Ex ante impact of peste des petits ruminants control on micro and macro socioeconomic indicators in Senegal
Vaccination is espoused as the effective control mechanism outlined in the Global Control and Eradication Strategy for peste des petits ruminants (PPR). However, extant studies assert that vaccination can be expensive; hence, the effectiveness of disease control may not necessarily translate to overall profit. Also, the consequences of PPR control on socioeconomic indicators like food and nutrition security at a macro national level is an important lacuna in the literature.
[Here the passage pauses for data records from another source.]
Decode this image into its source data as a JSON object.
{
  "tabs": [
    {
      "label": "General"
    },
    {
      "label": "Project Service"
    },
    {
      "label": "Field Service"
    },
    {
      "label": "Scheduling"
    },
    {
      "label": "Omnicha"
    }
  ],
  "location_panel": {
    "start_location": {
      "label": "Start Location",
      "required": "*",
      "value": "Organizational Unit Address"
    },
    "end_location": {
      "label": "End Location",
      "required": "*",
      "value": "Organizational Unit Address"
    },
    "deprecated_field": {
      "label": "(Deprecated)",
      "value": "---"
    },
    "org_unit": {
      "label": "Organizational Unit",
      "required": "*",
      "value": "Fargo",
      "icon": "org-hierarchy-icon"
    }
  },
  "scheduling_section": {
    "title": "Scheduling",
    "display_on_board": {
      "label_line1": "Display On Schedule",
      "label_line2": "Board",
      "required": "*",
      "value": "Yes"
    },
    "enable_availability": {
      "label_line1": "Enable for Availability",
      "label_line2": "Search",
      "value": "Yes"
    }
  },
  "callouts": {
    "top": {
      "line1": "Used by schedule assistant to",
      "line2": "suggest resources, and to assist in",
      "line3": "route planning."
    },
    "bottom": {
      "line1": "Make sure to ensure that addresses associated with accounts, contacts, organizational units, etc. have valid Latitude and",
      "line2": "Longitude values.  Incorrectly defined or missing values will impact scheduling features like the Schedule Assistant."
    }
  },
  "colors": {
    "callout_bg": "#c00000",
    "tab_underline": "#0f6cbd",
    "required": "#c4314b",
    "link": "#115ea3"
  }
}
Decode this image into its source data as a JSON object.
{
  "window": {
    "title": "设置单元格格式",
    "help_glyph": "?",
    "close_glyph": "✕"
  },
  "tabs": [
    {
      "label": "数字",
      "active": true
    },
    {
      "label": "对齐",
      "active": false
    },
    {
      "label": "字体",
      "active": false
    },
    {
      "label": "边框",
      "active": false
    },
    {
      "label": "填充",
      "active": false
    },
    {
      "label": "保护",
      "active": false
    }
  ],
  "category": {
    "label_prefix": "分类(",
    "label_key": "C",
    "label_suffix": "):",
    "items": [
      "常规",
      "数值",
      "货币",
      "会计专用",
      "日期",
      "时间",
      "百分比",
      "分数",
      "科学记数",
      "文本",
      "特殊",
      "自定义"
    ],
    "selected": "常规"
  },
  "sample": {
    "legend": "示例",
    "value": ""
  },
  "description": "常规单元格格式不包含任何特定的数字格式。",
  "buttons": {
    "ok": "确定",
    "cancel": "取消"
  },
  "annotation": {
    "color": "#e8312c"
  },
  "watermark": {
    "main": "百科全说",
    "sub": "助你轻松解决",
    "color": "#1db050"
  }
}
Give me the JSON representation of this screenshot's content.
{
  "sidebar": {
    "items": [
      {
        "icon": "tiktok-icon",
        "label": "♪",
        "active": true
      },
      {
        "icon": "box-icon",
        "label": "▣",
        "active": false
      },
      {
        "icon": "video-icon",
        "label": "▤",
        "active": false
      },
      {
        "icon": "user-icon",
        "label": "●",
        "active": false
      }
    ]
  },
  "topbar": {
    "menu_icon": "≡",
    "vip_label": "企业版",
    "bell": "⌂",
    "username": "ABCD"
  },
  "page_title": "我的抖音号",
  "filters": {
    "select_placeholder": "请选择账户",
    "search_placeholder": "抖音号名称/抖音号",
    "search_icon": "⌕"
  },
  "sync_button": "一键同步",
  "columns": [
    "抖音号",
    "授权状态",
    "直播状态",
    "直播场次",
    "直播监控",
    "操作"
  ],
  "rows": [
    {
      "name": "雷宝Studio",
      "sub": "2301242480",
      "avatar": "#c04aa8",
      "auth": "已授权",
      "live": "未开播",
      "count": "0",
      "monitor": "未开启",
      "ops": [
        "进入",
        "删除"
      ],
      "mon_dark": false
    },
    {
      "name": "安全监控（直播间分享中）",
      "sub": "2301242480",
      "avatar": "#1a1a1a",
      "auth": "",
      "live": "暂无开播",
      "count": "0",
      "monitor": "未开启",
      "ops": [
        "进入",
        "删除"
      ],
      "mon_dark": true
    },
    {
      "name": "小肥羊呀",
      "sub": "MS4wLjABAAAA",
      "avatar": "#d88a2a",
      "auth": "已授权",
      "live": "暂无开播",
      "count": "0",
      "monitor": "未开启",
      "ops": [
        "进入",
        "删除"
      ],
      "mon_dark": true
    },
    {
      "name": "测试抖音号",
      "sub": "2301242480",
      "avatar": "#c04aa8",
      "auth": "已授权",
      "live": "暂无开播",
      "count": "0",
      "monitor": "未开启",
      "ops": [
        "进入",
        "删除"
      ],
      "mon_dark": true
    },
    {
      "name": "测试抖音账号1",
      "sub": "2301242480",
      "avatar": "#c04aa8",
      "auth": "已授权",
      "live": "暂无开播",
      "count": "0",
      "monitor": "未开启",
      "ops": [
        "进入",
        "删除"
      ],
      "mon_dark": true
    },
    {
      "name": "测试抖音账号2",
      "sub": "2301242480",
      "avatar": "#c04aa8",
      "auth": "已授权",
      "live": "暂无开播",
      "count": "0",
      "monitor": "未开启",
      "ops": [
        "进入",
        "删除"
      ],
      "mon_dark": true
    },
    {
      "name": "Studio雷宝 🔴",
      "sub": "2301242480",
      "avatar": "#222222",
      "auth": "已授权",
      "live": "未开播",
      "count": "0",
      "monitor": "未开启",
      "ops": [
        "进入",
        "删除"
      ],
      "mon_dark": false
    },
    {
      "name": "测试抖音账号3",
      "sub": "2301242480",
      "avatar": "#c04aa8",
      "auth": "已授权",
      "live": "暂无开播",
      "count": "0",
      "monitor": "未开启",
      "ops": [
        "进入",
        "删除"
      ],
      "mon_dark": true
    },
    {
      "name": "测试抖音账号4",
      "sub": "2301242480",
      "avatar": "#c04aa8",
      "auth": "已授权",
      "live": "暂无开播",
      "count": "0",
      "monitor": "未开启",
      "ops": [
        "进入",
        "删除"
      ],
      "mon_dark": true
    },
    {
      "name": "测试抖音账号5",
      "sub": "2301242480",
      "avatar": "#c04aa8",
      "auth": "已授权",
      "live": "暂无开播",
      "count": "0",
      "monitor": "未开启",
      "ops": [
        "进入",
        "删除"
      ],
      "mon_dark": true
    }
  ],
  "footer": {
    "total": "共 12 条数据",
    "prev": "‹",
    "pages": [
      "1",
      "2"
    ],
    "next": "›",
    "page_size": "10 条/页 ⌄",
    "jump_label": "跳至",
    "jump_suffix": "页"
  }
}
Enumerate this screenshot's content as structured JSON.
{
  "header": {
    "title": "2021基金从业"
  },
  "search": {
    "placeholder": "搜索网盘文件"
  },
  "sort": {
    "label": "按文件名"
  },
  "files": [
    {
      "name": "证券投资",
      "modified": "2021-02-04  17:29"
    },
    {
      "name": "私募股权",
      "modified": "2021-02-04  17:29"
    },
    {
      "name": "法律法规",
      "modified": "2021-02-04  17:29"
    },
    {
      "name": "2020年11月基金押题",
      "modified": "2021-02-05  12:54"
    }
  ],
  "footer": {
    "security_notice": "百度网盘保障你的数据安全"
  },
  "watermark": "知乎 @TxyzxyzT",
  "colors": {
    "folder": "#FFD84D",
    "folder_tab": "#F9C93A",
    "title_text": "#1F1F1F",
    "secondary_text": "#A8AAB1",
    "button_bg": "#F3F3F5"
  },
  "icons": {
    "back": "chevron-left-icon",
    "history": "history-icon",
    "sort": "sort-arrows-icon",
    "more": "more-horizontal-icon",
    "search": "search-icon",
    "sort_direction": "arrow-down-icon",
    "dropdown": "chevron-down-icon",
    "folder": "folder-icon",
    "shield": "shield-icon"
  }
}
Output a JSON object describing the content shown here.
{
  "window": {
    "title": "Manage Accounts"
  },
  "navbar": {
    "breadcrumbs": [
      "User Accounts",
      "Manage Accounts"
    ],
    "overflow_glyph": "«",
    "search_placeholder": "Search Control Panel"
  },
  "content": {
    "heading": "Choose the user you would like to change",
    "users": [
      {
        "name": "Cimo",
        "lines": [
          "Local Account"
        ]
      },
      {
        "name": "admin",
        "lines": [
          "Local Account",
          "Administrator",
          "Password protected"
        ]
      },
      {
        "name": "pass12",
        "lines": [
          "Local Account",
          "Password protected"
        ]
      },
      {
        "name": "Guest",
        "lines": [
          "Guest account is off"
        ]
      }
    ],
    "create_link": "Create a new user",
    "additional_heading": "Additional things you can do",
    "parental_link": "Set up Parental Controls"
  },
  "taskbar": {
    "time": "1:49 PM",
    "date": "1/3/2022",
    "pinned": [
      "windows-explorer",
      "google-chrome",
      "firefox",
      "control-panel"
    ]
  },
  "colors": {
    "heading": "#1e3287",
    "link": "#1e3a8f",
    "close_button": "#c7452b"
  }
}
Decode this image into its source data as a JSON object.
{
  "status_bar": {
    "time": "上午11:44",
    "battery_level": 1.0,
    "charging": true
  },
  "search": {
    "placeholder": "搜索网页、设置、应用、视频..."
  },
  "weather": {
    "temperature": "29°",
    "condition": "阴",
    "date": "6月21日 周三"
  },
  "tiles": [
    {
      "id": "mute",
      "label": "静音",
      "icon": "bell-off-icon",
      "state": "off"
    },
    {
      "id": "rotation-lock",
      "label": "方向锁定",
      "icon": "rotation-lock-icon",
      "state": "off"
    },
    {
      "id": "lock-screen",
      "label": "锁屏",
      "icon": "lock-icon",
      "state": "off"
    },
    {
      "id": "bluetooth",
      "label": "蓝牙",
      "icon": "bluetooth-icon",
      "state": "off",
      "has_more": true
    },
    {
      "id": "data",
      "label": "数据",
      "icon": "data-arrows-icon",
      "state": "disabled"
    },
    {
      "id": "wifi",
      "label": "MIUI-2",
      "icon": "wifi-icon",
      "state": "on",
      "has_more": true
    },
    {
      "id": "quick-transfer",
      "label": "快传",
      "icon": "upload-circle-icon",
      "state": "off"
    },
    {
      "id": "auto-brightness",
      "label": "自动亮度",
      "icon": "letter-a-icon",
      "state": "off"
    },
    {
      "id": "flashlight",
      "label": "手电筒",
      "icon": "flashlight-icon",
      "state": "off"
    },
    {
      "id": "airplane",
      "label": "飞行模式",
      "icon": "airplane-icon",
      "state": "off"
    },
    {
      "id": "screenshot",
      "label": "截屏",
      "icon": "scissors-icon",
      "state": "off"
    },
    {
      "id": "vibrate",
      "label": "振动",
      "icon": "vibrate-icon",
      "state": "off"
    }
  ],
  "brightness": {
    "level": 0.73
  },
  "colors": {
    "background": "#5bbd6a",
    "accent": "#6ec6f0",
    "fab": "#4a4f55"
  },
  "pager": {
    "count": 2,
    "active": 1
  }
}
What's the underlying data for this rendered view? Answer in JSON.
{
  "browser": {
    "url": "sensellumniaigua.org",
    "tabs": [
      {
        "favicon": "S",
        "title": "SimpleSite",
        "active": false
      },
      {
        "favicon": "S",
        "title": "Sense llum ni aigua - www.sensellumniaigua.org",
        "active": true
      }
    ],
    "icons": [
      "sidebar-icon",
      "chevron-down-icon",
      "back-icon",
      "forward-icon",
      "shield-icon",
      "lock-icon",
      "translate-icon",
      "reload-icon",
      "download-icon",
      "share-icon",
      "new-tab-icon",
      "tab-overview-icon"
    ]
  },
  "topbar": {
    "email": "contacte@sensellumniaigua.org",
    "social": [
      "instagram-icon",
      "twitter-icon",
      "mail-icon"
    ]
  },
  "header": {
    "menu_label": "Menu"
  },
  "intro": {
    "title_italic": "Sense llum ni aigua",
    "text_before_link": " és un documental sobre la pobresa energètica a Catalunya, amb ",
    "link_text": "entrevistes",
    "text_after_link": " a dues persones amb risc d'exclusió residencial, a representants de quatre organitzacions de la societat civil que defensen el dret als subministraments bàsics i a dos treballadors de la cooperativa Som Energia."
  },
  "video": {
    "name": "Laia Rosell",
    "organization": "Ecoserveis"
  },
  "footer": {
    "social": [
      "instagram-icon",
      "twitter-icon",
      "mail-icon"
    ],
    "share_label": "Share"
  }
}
This study seeks to examine the ex ante impact of PPR control strategies on farm-level profitability and the socioeconomic consequences in relation to food and nutrition security at a national level in Senegal. A bi-level system dynamics model, compartmentalised into five modules consisting of integrated production-epidemiological, economics, disease control, marketing, and policy modules, was developed with the STELLA Architect® software, validated, and simulated for 30 years at a weekly timestep. The model was parameterised with data from household surveys from pastoral areas in Northern Senegal and relevant archival data. Nine vaccination scenarios were examined from three vaccination dimensions (vaccination coverage, vaccine wastage, and the provision of government subsidies).
This study’s findings indicate that, compared with a no-vaccination scenario, all the vaccination scenarios for both 26.5% (actual vaccination coverage) and 70% (expected vaccination coverage) resulted in a significant difference in the gross margin earnings and the potential per capita consumption for the supply of mutton and goat meat. At the prevailing vaccination coverage (with or without the provision of government subsidies), farm households will earn on average $69.43 (annually) more than the no-vaccination scenario, and the average per capita consumption for mutton and goat meat will increase by 1.13kg/person/year.
When the vaccination coverage is increased to the prescribed threshold for PPR eradication (i.e., 70%), with or without the provision of government subsidies, the average gross margin earnings will be $72.23 annually and the per capita consumption will increase by 0.1kg/person/year. To examine the impact of vaccine wastage, a within group comparison of the actual and expected vaccination coverage was conducted. The findings indicate that 10% of multiple vaccinations of the same animals will result in a decline in the; (i) average gross margin earnings (annually) by $11.37 and $12.98 for vaccination coverage of 26.5% and 70%, respectively; and (ii) per capita consumption by 0.3kg/person/year and 0.34kg/person/year for the vaccination coverage of 26.5% and 70%, respectively.
Considering that there was no statistically significant difference in the gross margin earnings and the potential per capita consumption when vaccination is performed with or without government subsidies, a sustainable strategy for PPR eradication will include the promotion of the benefits of vaccination via sensitization campaigns to stimulate farmers’ uptake of the practice.